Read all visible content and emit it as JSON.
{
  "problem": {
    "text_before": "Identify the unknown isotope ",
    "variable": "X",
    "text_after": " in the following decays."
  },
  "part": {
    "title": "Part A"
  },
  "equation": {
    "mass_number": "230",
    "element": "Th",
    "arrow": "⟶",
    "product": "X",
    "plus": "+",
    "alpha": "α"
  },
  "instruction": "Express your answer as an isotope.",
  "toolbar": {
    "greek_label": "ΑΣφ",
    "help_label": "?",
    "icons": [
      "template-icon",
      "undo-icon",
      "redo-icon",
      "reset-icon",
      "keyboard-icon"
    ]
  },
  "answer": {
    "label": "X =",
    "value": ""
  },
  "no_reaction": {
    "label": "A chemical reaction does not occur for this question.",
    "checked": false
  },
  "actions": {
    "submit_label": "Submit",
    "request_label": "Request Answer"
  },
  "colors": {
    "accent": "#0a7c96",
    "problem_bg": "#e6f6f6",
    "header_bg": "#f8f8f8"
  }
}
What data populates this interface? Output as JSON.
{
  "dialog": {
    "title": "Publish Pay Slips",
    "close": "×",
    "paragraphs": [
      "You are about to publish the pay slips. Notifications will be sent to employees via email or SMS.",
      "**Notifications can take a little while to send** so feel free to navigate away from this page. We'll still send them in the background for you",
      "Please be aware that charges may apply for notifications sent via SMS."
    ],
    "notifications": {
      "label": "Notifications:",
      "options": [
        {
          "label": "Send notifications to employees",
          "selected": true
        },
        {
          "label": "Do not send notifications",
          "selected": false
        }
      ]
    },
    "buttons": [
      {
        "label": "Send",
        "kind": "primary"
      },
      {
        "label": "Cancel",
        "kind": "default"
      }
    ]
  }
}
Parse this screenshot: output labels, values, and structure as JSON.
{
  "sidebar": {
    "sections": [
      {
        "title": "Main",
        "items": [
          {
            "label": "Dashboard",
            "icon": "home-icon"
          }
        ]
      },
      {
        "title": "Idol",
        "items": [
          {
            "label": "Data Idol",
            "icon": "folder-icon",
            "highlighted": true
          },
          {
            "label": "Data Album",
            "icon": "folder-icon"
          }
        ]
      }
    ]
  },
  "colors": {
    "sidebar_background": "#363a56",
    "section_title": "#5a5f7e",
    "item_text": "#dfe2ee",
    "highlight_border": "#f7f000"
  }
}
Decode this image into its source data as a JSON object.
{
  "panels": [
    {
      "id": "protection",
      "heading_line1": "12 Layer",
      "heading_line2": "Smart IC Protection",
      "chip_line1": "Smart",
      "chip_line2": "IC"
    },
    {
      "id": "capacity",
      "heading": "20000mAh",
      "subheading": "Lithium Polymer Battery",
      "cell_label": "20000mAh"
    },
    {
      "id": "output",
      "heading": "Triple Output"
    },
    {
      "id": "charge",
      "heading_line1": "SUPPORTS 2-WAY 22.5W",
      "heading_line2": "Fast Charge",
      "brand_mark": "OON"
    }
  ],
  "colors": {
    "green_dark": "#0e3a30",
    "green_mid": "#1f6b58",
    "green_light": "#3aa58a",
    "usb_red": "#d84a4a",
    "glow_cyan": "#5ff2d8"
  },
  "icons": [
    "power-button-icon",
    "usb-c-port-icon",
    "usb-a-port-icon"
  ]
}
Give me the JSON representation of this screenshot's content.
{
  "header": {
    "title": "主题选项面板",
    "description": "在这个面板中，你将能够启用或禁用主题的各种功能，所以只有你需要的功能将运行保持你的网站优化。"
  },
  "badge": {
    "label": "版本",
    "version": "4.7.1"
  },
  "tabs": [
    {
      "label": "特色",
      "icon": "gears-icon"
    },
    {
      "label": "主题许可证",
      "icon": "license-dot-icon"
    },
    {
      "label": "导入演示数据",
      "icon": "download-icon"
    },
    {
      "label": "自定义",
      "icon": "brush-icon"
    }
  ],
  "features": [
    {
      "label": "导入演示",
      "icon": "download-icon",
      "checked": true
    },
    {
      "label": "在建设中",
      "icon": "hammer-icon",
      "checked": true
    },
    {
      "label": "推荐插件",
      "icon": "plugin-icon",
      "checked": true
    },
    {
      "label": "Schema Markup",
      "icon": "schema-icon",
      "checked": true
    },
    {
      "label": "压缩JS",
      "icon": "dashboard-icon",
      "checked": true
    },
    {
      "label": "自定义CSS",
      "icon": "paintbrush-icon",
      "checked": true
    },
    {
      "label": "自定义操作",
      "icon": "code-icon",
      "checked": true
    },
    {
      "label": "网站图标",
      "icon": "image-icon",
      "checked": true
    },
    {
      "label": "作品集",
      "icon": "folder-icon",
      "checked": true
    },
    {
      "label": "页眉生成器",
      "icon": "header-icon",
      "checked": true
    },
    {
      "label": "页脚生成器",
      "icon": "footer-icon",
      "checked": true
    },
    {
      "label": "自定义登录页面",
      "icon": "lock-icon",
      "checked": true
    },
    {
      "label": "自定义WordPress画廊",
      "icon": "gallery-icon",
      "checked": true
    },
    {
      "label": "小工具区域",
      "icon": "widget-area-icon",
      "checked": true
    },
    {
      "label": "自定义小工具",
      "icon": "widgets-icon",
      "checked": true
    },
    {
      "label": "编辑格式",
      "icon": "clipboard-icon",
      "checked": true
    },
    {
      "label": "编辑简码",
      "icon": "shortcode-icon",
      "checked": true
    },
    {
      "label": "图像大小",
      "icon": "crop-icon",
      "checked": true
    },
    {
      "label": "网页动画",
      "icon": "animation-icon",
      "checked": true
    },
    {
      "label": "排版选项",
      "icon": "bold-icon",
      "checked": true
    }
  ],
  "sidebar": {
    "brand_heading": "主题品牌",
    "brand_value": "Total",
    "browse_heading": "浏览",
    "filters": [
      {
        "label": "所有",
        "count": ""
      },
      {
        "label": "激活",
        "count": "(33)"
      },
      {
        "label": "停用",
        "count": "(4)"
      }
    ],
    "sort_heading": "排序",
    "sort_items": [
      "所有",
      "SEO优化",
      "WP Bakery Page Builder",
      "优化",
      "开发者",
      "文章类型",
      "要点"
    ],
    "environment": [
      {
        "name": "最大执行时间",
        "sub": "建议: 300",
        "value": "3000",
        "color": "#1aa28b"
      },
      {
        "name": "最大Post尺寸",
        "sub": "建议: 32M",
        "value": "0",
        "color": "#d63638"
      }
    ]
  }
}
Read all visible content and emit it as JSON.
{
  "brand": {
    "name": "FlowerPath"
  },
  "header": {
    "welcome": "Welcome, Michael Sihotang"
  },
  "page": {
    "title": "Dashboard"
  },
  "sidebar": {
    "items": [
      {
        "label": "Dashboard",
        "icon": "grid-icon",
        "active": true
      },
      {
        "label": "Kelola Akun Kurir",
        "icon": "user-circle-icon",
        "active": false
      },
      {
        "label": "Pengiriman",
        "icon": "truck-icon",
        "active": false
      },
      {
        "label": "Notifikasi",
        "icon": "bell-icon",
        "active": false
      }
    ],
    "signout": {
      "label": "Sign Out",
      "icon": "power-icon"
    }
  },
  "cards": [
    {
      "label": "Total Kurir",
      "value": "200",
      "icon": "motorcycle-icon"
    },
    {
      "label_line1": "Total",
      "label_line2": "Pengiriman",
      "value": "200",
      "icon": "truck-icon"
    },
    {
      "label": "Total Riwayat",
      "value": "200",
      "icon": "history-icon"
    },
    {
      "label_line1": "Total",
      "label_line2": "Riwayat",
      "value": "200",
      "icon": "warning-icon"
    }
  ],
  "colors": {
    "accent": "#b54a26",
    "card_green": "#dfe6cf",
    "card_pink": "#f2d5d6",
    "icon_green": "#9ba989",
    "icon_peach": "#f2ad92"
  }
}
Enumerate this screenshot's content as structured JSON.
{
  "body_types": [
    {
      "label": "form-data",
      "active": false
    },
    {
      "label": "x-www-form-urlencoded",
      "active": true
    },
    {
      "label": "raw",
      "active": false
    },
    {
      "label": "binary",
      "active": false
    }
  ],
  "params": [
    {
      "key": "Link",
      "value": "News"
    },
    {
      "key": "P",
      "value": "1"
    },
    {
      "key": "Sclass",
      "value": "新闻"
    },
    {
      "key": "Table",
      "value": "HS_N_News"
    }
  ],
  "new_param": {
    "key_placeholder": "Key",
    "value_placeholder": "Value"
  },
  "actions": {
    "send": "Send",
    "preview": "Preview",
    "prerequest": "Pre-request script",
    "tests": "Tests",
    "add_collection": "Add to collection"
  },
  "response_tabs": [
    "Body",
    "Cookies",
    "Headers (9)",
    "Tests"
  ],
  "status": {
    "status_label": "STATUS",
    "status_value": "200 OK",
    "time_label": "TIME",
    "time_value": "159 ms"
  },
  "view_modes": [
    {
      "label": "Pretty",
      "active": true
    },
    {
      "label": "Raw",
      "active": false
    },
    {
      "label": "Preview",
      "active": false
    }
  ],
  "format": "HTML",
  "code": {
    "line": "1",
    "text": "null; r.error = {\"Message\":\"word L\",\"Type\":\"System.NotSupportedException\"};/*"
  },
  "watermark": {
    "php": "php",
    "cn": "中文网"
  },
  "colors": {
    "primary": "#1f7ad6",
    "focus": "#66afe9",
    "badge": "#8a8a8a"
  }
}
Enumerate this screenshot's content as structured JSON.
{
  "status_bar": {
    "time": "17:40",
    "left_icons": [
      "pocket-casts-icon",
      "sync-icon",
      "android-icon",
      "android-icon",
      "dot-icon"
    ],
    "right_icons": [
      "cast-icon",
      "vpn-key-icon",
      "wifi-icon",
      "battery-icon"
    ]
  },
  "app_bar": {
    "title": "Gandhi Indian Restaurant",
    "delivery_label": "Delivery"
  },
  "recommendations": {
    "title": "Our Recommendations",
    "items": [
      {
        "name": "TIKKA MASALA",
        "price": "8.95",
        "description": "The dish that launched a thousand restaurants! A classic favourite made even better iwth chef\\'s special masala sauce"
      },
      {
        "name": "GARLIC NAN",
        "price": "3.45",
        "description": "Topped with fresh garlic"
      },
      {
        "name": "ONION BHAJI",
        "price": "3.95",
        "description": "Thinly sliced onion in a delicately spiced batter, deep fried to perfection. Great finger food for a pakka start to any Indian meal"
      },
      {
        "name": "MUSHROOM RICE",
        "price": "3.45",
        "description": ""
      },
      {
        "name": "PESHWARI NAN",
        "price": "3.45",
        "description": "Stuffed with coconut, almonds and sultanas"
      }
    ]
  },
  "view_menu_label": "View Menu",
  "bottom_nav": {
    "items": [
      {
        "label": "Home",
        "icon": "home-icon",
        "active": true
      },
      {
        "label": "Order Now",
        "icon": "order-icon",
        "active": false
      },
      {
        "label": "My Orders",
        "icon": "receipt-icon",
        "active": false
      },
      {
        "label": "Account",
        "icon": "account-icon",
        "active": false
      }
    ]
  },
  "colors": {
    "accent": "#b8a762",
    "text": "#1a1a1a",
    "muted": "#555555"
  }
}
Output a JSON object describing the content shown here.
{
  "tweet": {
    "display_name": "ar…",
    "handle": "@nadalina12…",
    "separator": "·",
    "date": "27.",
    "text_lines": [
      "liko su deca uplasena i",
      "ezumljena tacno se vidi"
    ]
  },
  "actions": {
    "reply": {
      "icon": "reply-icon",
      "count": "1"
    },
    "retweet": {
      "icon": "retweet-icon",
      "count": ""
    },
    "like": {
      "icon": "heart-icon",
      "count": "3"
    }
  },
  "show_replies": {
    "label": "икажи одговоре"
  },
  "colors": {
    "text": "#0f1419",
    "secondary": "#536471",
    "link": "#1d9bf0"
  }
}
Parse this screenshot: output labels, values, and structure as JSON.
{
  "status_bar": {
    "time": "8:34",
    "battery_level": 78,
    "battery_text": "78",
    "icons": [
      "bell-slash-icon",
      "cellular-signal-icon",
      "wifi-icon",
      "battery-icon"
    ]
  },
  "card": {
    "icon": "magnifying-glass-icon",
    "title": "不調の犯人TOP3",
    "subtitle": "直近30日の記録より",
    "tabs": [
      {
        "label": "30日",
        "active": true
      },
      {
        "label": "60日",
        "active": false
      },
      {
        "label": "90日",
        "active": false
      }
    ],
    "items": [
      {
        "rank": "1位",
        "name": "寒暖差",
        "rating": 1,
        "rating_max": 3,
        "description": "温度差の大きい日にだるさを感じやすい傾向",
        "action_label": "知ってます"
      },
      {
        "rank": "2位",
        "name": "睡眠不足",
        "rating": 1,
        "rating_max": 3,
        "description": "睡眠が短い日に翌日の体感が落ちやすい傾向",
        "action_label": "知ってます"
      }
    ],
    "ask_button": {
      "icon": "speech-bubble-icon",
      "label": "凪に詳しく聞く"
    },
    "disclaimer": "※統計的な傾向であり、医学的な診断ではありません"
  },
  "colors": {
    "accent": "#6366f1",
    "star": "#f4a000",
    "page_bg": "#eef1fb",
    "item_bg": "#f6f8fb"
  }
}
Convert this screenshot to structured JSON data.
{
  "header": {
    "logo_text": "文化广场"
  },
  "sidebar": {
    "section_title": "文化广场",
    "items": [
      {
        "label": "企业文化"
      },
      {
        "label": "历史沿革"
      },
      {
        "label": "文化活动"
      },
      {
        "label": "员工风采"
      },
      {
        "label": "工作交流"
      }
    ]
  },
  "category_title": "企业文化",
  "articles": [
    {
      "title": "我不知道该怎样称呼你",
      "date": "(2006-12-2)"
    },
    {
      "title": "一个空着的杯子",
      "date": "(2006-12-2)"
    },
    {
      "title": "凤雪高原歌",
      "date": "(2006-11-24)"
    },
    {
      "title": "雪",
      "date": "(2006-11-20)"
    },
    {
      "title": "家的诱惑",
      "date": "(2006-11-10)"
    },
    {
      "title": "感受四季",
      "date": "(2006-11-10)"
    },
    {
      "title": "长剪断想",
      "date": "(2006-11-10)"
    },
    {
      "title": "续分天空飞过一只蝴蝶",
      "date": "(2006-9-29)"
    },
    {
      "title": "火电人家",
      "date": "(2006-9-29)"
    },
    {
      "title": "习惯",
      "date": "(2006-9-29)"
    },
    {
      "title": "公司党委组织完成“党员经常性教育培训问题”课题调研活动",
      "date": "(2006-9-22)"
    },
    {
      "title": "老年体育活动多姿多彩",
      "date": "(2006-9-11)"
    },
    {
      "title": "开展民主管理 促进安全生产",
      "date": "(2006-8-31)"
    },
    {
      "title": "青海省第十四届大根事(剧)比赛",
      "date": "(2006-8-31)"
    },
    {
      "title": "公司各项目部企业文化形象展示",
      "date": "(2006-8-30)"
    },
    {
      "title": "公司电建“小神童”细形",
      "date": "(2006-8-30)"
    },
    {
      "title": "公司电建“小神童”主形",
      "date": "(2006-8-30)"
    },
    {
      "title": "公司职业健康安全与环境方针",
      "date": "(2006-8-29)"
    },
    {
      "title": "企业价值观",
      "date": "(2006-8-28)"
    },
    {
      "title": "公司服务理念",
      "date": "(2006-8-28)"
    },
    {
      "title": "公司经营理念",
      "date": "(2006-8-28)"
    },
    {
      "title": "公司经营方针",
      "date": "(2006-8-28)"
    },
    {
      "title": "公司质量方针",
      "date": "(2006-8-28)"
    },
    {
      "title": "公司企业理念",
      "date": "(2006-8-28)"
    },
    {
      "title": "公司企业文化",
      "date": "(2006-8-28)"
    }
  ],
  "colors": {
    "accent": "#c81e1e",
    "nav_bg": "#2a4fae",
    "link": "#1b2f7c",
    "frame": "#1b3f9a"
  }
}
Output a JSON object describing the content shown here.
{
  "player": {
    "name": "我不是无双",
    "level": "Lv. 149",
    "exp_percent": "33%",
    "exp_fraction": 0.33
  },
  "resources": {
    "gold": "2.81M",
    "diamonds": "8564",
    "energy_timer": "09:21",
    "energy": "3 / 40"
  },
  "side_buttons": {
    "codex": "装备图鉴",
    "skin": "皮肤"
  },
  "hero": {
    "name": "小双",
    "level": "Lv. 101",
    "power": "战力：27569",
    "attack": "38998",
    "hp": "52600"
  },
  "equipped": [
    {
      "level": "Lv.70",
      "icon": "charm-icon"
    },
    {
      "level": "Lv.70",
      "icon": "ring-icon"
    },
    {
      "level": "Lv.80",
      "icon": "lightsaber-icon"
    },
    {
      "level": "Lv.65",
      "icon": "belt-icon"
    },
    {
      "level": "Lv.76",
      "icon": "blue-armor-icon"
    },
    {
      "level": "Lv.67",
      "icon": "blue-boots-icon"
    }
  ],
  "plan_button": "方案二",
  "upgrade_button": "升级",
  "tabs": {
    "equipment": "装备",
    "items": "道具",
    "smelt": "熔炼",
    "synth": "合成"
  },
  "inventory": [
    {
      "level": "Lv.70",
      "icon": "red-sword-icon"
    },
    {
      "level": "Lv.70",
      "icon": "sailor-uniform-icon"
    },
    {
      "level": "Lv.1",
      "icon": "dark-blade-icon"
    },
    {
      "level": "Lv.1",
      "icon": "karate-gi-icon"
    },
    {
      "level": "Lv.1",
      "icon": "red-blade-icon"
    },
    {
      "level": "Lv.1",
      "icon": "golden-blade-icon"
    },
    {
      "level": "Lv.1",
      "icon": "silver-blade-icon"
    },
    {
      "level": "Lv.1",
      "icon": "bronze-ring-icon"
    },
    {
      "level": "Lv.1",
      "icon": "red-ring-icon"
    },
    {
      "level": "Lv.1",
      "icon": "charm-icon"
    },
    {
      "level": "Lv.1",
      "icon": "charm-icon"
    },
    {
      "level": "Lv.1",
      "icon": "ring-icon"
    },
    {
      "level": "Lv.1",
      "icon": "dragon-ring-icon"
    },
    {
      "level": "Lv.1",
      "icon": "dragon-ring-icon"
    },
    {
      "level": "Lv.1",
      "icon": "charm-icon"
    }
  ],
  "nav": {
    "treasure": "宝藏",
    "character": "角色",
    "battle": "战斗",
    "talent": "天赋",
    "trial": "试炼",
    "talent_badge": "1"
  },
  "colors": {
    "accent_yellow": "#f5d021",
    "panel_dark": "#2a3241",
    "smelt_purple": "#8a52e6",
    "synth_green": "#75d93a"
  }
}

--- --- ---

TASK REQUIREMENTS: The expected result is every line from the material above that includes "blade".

REPLY:
      "icon": "dark-blade-icon"
      "icon": "red-blade-icon"
      "icon": "golden-blade-icon"
      "icon": "silver-blade-icon"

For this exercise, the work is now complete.